David Bourget (Western Ontario)
David Chalmers (ANU, NYU)
Rafael De Clercq
Jack Alan Reynolds
Learn more about PhilPapers
Perhaps one million American children are currently being educated at home pursuant to a public school-guided home schooling program. Charter schools, which are innovative public schools freed from many governmental regulations, exist in most states. And public school choice allows school children in many states to attend a public school of their preference. American public education is not monolithic. The thesis of this Article is that American public education has changed, and will continue to change, to meet the challenges of the new Millennium. The Article begins with a section discussing the history of American public education, emphasizing its evolution over time. The bulk of the Article analyzes three models of public school change: home schooling, charter schools, and public school choice. Each model is explained and critiqued, with an eye toward demonstrating that American public education is more flexible and innovative than it is generally considered to be. Hence, the Article concludes, it is possible and preferable to continue to reform public education from within, rather than instituting publically-funded voucher programs to steer students into private education. American elementary and secondary education has always had an overwhelmingly public orientation (eighty-eight per-cent of American children attend public schools) and should not be replaced by private education funded by public moneys. American public education will evolve to meet the economic and other challenges of the twenty-first century.

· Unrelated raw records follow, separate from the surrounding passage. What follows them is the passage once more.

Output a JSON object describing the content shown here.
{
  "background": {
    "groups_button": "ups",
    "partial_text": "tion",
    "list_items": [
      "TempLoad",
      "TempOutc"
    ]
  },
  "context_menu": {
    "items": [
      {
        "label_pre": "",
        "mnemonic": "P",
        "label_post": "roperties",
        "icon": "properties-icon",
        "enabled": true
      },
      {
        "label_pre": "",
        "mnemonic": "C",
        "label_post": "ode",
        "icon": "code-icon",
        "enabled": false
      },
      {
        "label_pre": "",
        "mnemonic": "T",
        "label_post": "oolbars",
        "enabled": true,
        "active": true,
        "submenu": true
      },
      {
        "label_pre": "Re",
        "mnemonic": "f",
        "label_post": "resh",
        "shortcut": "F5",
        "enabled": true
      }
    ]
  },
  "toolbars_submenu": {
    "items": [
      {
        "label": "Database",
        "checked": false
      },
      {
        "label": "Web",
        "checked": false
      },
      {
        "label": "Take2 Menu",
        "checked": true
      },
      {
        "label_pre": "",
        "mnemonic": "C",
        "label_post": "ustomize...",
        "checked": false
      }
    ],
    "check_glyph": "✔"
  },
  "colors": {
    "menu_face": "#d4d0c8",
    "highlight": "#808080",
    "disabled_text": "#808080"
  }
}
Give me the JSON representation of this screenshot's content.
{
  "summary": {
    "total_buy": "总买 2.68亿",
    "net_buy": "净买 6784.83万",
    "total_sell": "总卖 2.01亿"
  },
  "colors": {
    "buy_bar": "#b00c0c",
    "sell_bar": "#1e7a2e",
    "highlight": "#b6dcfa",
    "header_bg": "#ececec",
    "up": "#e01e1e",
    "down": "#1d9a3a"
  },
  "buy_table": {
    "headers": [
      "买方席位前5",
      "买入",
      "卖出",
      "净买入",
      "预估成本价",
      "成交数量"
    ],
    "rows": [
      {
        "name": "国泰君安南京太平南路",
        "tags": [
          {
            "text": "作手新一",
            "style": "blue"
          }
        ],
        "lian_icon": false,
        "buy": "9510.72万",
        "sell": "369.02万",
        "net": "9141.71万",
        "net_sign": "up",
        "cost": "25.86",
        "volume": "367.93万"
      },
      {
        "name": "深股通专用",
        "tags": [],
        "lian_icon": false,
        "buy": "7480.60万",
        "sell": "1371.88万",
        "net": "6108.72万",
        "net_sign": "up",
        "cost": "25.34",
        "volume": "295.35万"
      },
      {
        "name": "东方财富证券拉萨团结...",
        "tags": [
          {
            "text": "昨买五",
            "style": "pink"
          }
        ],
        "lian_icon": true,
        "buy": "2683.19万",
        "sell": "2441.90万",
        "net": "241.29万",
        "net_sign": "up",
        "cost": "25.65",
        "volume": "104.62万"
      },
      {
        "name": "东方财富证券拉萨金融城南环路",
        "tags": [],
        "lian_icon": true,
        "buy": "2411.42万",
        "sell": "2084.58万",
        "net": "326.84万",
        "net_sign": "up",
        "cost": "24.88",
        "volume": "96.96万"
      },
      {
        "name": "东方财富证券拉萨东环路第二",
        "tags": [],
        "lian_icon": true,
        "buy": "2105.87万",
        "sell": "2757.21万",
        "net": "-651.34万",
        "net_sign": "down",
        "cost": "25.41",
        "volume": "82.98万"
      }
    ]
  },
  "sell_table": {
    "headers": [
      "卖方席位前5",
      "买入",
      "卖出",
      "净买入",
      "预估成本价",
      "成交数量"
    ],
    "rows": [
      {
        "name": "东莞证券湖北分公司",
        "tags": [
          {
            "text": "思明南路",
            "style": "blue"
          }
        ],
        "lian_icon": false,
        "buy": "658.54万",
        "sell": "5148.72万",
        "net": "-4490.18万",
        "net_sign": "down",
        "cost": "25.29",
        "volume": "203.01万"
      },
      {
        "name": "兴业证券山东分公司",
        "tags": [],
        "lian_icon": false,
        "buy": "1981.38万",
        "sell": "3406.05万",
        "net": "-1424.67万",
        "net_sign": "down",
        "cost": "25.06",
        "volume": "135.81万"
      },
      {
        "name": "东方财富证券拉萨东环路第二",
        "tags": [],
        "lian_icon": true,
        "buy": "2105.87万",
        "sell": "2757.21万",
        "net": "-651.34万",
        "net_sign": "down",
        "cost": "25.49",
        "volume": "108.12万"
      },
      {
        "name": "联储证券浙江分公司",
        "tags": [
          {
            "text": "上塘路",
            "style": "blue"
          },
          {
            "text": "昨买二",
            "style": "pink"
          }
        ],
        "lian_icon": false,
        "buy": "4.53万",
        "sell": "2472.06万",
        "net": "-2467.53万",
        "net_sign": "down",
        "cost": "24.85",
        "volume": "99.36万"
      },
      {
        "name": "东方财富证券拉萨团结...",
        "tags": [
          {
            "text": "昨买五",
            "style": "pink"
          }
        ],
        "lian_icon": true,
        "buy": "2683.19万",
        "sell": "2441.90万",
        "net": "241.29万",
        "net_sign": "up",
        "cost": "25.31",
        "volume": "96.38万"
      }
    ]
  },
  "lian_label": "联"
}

|Keywords||No keywords specified (fix it)|
|Categories||categorize this paper)|
Setup an account with your affiliations in order to access resources via your University's proxy server
Configure custom proxy (use this if your affiliation does not provide a proxy)
|Through your library||
References found in this work BETA
No references found.
Citations of this work BETA
No citations found.
Similar books and articles
Michael Devaney & William Weber (2003). Abandoning the Public Good: How Universities Have Helped Privatize Higher Education. [REVIEW] Journal of Academic Ethics 1 (2):175-179.
James M. Hester (1971). Private and Public Higher Education. Thought 46 (3):406-414.
Deron Boyles (2011). The Privatized Public: Antagonism for a Radical Democratic Politics in Schools? Educational Theory 61 (4):433-450.
Kenneth R. Howe (1990). AIDS Education in the Public Schools: Old Wine in New Bottles? Journal of Moral Education 19 (2):114-123.
Maureen Carroll, Educating Expelled Students After No Child Left Behind: Mending an Incentive Structure That Discourages Alternate Education and Reinstatement.
H. Carlton Bowyer† & L. Herbert McCree (1997). National Goals for Education and The Language of Education. Studies in Philosophy and Education 16 (1/2):139-148.
Randall S. Hewitt (2006). Democratic Education: A Deweyan Reminder. Education and Culture 22 (2):43-60.
Robert H. Chappell (1978). Anarchy Revisited: An Inquiry Into the Public Education Dilemma. Journal of Libertarian Studies 2 (4):357-372.
David F. Labaree (2011). Consuming the Public School. Educational Theory 61 (4):381-394.
Chris Higgins (2011). The Possibility of Public Education in an Instrumentalist Age. Educational Theory 61 (4):451-466.
Added to index2009-01-28
Total downloads5 ( #233,306 of 1,099,541 )
Recent downloads (6 months)1 ( #300,754 of 1,099,541 )
How can I increase my downloads?